Of the productions of the loom amongst the nations of antiquity, with the exception of those which form the subject of this paper, we know only what is to be gathered from the few scattered notices in ancient writers. Even the great work of Pliny, the encyclopædia of that day, and with all its defects, an invaluable collection of facts, affords but scanty information. Of the manufactures of the Egyptians, and of their domestic arts, our knowledge is more ample, but we are more indebted to their monuments than to their historians; and the paintings which adorn their tombs, and which are fresh at the present
day as from the hand of the artist, have revealed to us more than all the writers of antiquity.
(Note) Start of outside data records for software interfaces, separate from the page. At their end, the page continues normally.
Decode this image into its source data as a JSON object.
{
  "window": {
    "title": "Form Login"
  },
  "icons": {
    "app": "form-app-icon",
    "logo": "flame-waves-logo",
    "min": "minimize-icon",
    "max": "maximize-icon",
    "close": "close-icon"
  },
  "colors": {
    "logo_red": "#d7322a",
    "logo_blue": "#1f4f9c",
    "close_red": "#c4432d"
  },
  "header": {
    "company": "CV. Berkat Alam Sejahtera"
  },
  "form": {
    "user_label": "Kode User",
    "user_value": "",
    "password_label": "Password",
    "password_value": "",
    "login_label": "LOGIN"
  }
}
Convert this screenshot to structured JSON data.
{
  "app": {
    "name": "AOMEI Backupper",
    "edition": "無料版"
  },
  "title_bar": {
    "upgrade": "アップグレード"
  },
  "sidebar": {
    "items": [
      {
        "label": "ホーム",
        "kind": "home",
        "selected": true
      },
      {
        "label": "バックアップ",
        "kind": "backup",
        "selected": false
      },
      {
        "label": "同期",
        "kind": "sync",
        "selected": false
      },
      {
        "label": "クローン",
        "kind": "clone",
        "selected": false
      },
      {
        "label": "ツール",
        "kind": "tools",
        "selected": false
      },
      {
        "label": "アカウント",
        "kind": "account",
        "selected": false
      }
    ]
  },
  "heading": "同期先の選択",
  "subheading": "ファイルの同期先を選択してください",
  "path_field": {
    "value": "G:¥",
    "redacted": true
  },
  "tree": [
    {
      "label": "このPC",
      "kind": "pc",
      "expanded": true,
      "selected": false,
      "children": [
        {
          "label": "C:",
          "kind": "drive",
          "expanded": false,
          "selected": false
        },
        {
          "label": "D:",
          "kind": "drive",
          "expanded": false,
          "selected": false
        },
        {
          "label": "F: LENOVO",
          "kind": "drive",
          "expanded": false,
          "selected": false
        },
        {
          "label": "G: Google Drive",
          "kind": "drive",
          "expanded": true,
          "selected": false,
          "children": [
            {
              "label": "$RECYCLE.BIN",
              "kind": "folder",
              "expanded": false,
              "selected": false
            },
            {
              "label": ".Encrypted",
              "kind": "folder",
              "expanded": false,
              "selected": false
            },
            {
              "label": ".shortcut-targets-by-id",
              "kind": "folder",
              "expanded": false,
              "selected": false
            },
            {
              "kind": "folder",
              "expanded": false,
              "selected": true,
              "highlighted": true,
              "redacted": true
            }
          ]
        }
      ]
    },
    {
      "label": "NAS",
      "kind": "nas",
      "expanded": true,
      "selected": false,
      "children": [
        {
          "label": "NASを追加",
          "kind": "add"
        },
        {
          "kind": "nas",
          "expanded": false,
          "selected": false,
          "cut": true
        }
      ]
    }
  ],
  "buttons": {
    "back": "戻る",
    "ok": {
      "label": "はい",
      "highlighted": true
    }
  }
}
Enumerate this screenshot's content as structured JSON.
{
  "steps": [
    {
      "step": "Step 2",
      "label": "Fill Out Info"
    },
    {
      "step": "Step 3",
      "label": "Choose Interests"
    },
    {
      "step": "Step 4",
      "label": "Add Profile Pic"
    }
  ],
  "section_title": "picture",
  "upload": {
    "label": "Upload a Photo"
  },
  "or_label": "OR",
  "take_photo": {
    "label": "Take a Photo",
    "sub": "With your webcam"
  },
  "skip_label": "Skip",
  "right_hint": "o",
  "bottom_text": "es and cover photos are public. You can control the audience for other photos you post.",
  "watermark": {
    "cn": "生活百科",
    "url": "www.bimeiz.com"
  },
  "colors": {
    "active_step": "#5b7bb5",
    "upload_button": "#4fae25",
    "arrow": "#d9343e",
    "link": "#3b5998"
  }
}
Of the products of the Egyptian loom, however, we know scarcely more than the mummy-pits have disclosed to us; and it would be as unreasonable to look through modern sepulchres for specimens and proofs of the state of manufacturing art amongst ourselves, as to deduce an opinion of the skill of the Egyptians from those fragments of cloth which envelope their dead, and have come down, almost unchanged, to our own time. The curious or costly fabrics which adorned the living, and were the pride of the industry and skill of Thebes, have perished ages ago. There are, however, amongst these remains some which are not unworthy of notice, which carry us back into the workshops of former times, and exhibit to us the actual labours of the weavers and dyers of Egypt more than two thousand years ago.
The great mass of the mummy cloth employed in bandages and coverings, whether of birds, animals, or of the human species, is of coarse texture, especially that more immediately in contact with the body, and which is generally impregnated with resinous or bituminous matter. The upper bandages, nearer the surface, are finer. Sometimes the whole is enveloped in a covering coarse and thick, and very like the sacking of the present day; sometimes in cloth coarse and open, like that used in our cheese-presses, for which it might easily be mistaken. In the College of Surgeons are various specimens of these cloths, some of which are very curious.
The beauty of the texture and peculiarity in the structure of a mummy cloth given to me by Mr. Belzoni was very striking. It was free from gum, or resin, or impregnation of any kind, and had evidently been originally white. It was close and firm, yet very elastic. The yarn or thread of both warp and woof was remarkably even and well spun. The thread of the warp was double, consisting of two finer threads twisted together. The woof was single. The warp contained 90 threads in an inch ; the woof, or weft, only 44. The fineness of these materials, estimated after the manner of cotton yarn, was about 30 hanks” in the pound.
* A hank measures 849 yards, so by the length, or number of yards into that the degree of fineness is estimated which a pound of cotton is spun.